Materials and methods: 310 patients scheduled for an inguinal hernia repair are going to be allocated intra-operatively into two groups. Group I patients receive an injection of 20ml Carbostesin® 0.25% at the end of the operation according to a standardised procedure. Group II patients get a 20 ml placebo (0.9% Saline) injection. We use pre-filled identically looking syringes already block randomized and continuously numbered for the blinded injection. The patient, the surgeon and the examinator who performs the postoperative clinical follow-ups are going to be blinded. We included the following procedures for the hernia repair: Lichtenstein, Barwell and TEPP. The primary outcome of the study is the occurrence of developing chronic pain (> 3 months postoperatively).

Results: The study started at 7/2006. We planned 3 interim analyses only unblinding the results if we already reached a significant difference between the groups or if we are going to observe any severe adverse events.

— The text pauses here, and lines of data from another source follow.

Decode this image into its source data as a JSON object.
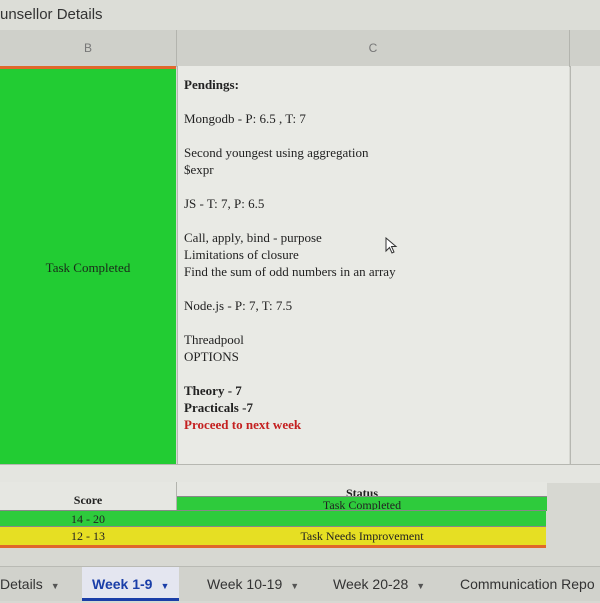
{
  "title": "unsellor Details",
  "columns": {
    "b": "B",
    "c": "C"
  },
  "cell_b": {
    "text": "Task Completed"
  },
  "cell_c": {
    "pendings": "Pendings:",
    "mongodb": "Mongodb - P: 6.5 , T: 7",
    "second_youngest": "Second youngest using aggregation",
    "expr": "$expr",
    "js": "JS - T: 7, P: 6.5",
    "call_apply": "Call, apply, bind - purpose",
    "closure": "Limitations of closure",
    "odd_numbers": "Find the sum of odd numbers in an array",
    "node": "Node.js - P: 7, T: 7.5",
    "threadpool": "Threadpool",
    "options": "OPTIONS",
    "theory": "Theory -  7",
    "practicals": "Practicals -7",
    "proceed": "Proceed to next week"
  },
  "legend": {
    "score_header": "Score",
    "status_header": "Status",
    "rows": [
      {
        "range": "14 - 20",
        "status": "Task Completed",
        "color": "#2ecb3c"
      },
      {
        "range": "12 - 13",
        "status": "Task Needs Improvement",
        "color": "#e6df23"
      }
    ]
  },
  "tabs": [
    {
      "label": "Details",
      "active": false
    },
    {
      "label": "Week 1-9",
      "active": true
    },
    {
      "label": "Week 10-19",
      "active": false
    },
    {
      "label": "Week 20-28",
      "active": false
    },
    {
      "label": "Communication Repo",
      "active": false
    }
  ],
  "colors": {
    "completed_green": "#22cc33",
    "accent_orange": "#e0672b",
    "warning_red": "#c42020",
    "active_tab_blue": "#1a3ea8"
  }
}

Discussion: Using this sequential study design we adapt the amount of patients needed to show an effect of the intra-operative infiltration. This concept of an adapted sequential study design is new and up to now only used in a few studies. We believe to reduce the number of patients to a minimum needed to show an effect of the treatment with this design. This clear study design also reduces the most common types of bias. We hope to contribute with this study to the most common postoperative complication after hernia repair. Furthermore, we will try to figure out a preoperative high-risk profile of the “chronic pain” patients.